— THE TASK —
Wherever a line in the material contains the word "profile", copy that line.
----- EXTRACTED RECORDS
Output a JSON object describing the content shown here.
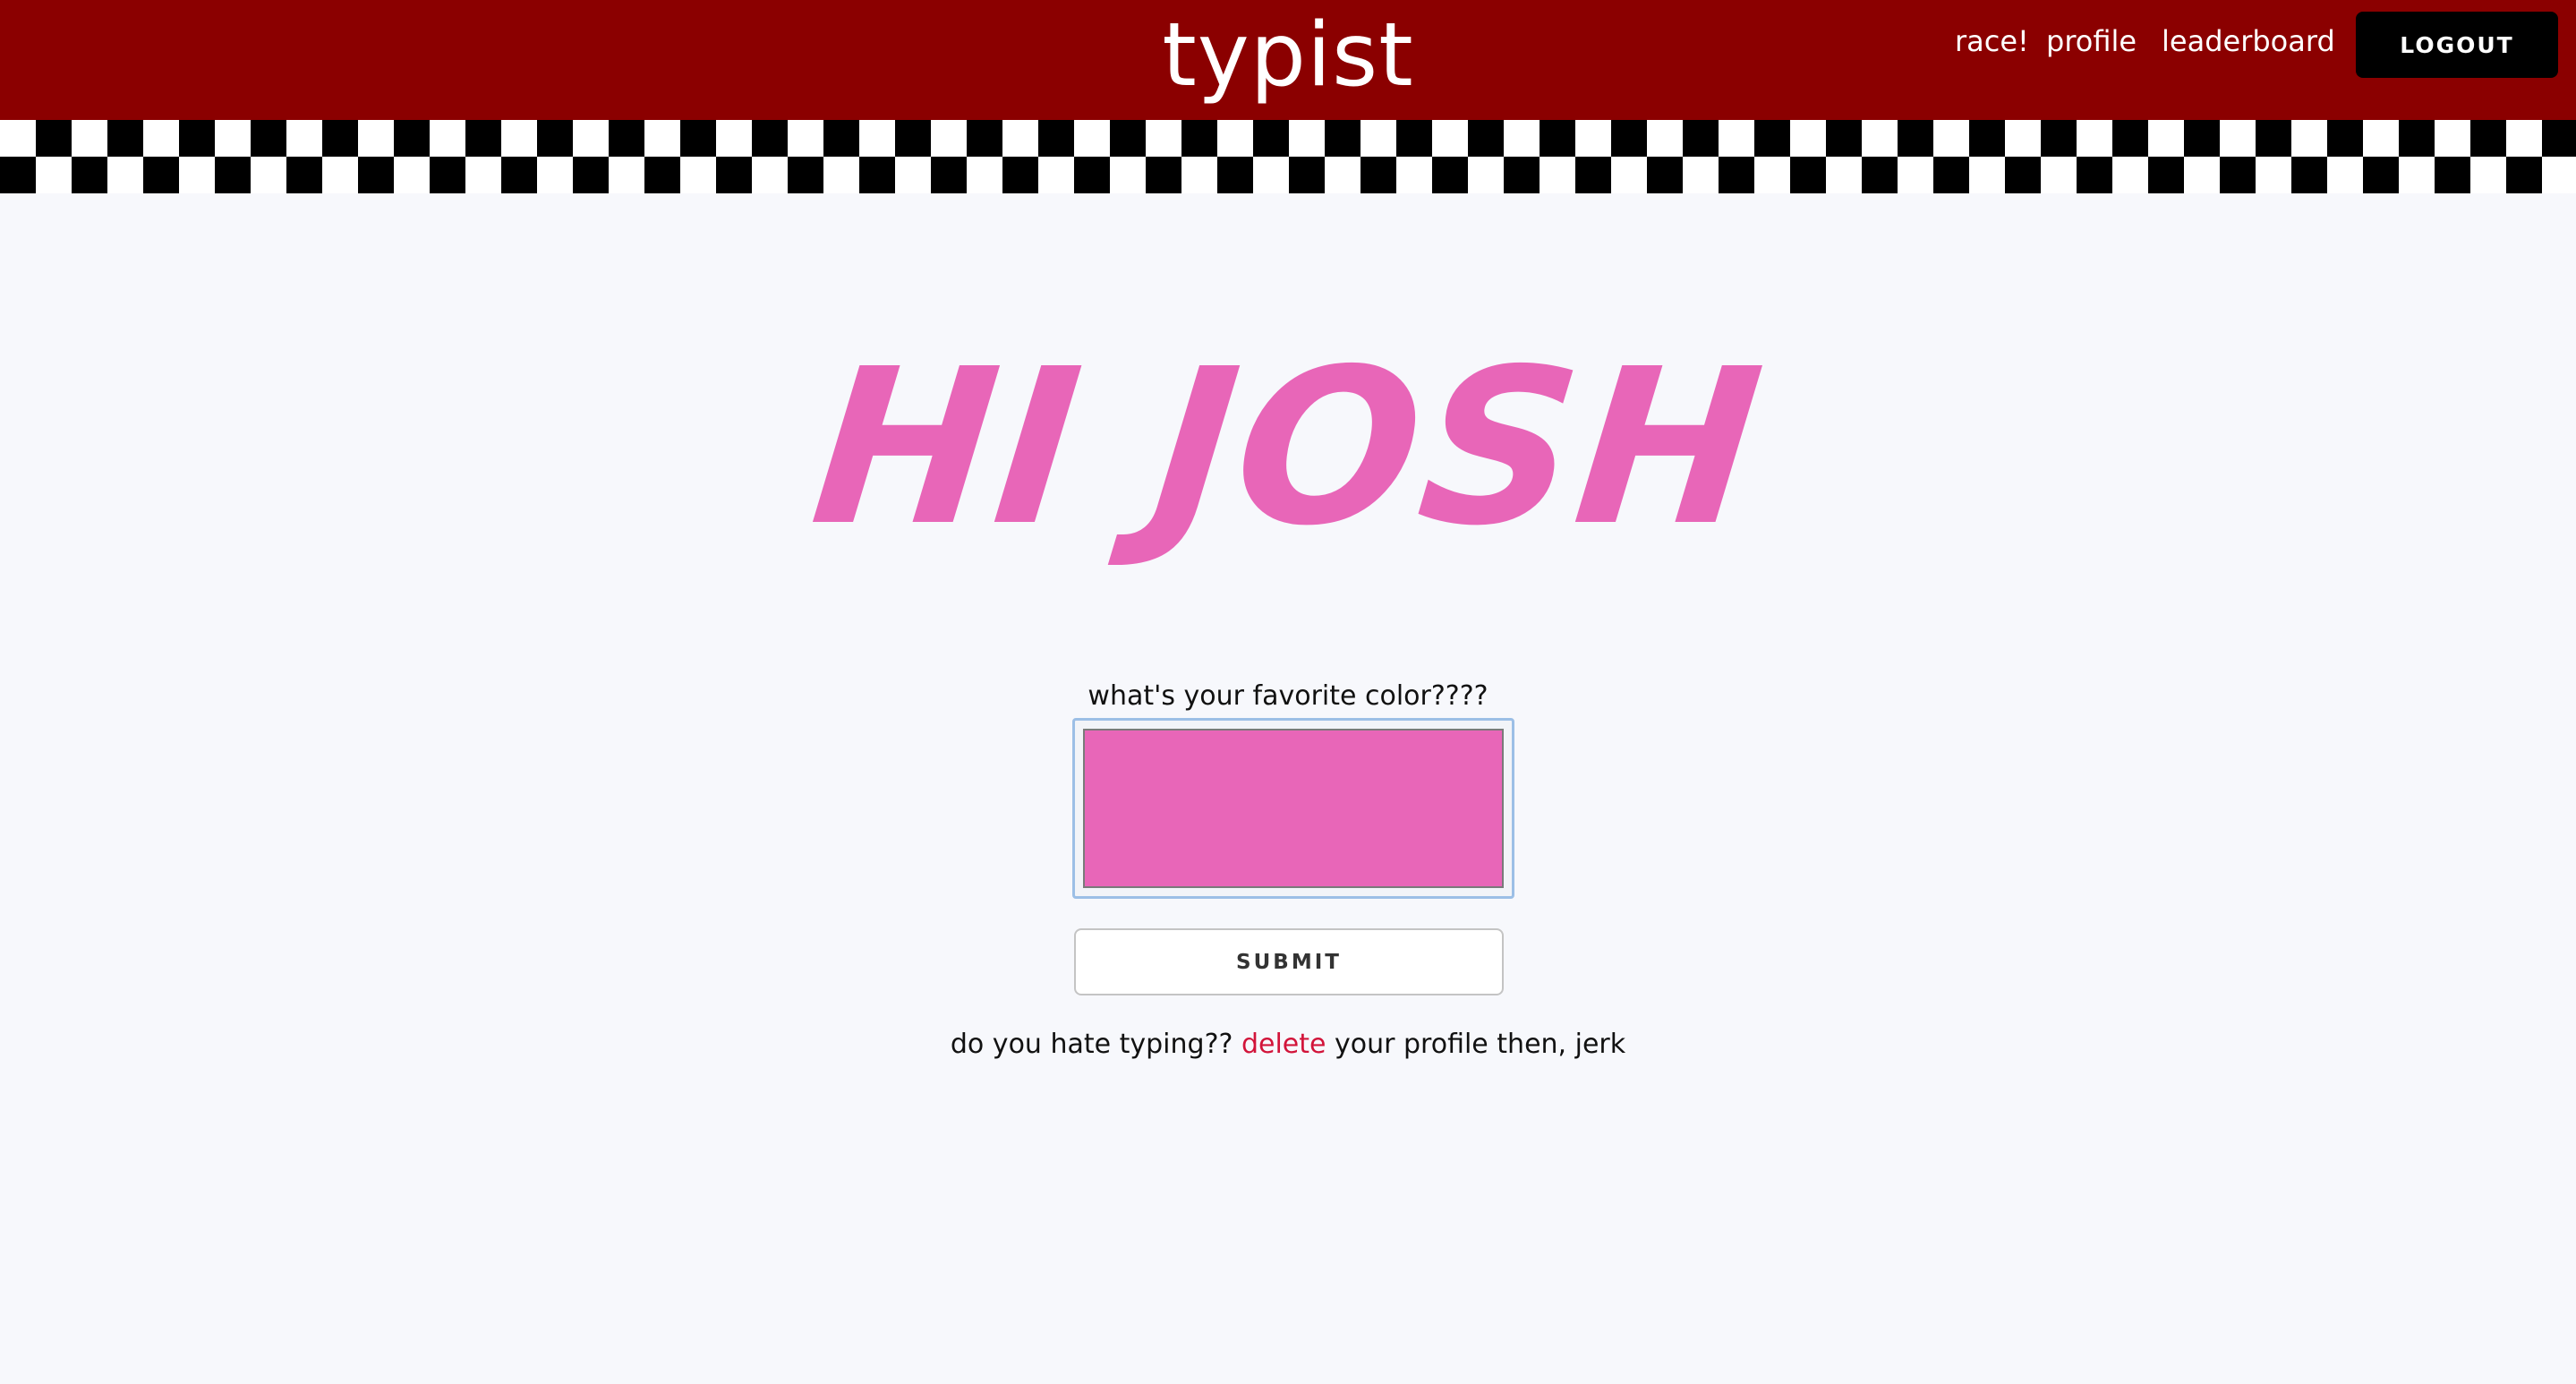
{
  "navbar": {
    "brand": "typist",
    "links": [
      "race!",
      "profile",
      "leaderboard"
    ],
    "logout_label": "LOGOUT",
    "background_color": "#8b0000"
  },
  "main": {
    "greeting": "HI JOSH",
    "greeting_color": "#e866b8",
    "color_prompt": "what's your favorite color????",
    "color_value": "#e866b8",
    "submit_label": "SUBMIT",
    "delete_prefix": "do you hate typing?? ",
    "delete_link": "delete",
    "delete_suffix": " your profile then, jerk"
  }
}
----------
— RESPONSE AREA —
      "profile",
    "delete_suffix": " your profile then, jerk"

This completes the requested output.